Friday, 25 March 2011

The trouble with trying to write romance is you start seeing love stories everywhere

Am I letting this romantic novel writing business addle my brains? For the past couple of days I’ve been following a tragic story of doomed love that’s had me wiping away my tears on more than one occasion: Romeo and Juliette, Dante and Beatrix? No, more like an x rated version of Sylvester and Tweety Pie. The heartrending tale of two little blue tits who dared to dream of setting up a home high in the top of our birch tree. The villain of the story, as if I had to tell you, our old tabby cat, Bertie.

I swear the two little birds fell in love on Valentine’s Day. Well that’s the first time I noticed them, fluttering their wings and calling to each other, chasing in and around the branches of the old apple tree. Looking into holes and gaps in the ivied fence, they flitted and flirted - will she, won’t she - their love affair carried on for what seemed like weeks, before they settled on a home together in the des res nest box, way above cat height in that most romantic of trees, a silver birch.

Then it was beaks full of feather, cat hair, moss, anything they could find lying around on the ground beneath their tree to make their starter home comfortable. With eggs on the way, they’d no time to delay. All going so well, until yesterday.

A mewing cry was the first warning and Bertie dropped a still warm, blue and yellow bundle at my feet. Please not one of the birdie sweethearts from the top of the birch tree. Alarm calling twitters from outside told me the very worst had happened. One too many forays on the ground meant Bertie had done for one of my favourites.

With my bad cat locked upstairs, watching from a bedroom window and my heart near breaking, I carried the little body outside and, in the vain hope it was just in shock, laid it on an upturned flower pot under the tree, just in case... I waited as its mate sang even louder from a branch overhead, then flew down, in closer and closer spirals, singing its distress all the while. In vain the little bird flew in to tweak its mate’s feathers, pecking and pulling, each time becoming increasingly more desperate. Then in its own little birdie version of despair, it jumped all over its now stiffening mate in what can only be described as an avian attempt at resuscitation. (Okay, I know, this is stretching the anthropomorphism too far, but you weren’t there to see it and I was.)

Finally, unable to bear the little birds grief no longer. I fetched a trowel and with it hopping around my feet, I lined a hole with moss and buried the body of its mate under the birch tree. The memory haunts me as I type. The survivor’s out there now, still calling and calling from its lonely perch. Stopping only to drive off any other blue tit that comes near or to collect small scraps of moss and feathers, even cat hair, and carry them into its now solitary home.

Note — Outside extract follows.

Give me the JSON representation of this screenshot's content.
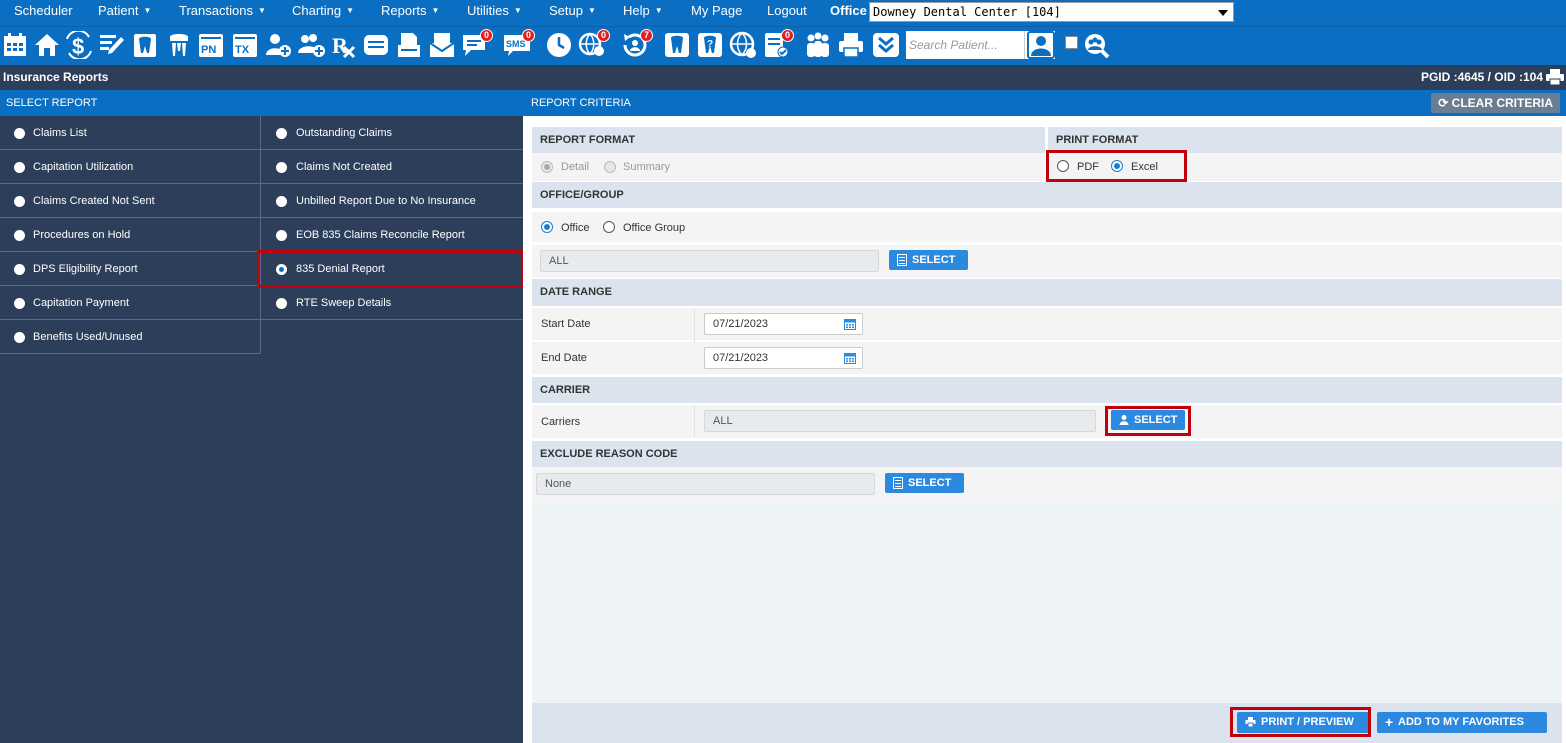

Blue tit females have a reputation for infidelity, but not this one. I swear she's mourning the loss of the one and only bird for her, the very love of her life. Honest!


  1. Oh my - what a story of love lost.
    We had a similar tragedy involving two Canada Geese by our ponds. The poor widower cried and cried for a very long time - on our roof in the early morning hours.

  2. How wonderful to see you here and blogging Lampie! Super story and I look forward to following your journey.

    Now you need to get yourself on the Writers Holiday at Caerleon in's full of Romantic Novelists. And I'd love to meet you!


  3. Found you again at last - I've been looking at the ether blog. Yes a wonderful but sad story. We lose such a terrible amount of songbirds to cats that I wonder the government doesn't organise a cull or compel cats to be belled. And I speak as someone who actually has quite a soft spot for cats. Just think that your sad story will be played out in perhaps ten million gardens sometime this year. And if you come to Caerleon, do let me know we are not that far away.

  4. Bertie has a bell so large it sounds like a herd of cows coming as he runs down the garden. I think my birds are hard of hearing.

  5. Oh that was so sad Norma, and you captured it all so beautifully, it is really sad when you see animals mourn. You feel their loss and yet can't communicate with them, it always breaks my heart to see sheep mourning over the loss of a lamb, they stay close to the dead lamb for several days.

  6. Poor little bluetits, how desperately sad. You so want to do something to make it better.

    Thanks for your visit! Yes, still reading CL,my bit of England in FRance, ( but not involved in the PC.)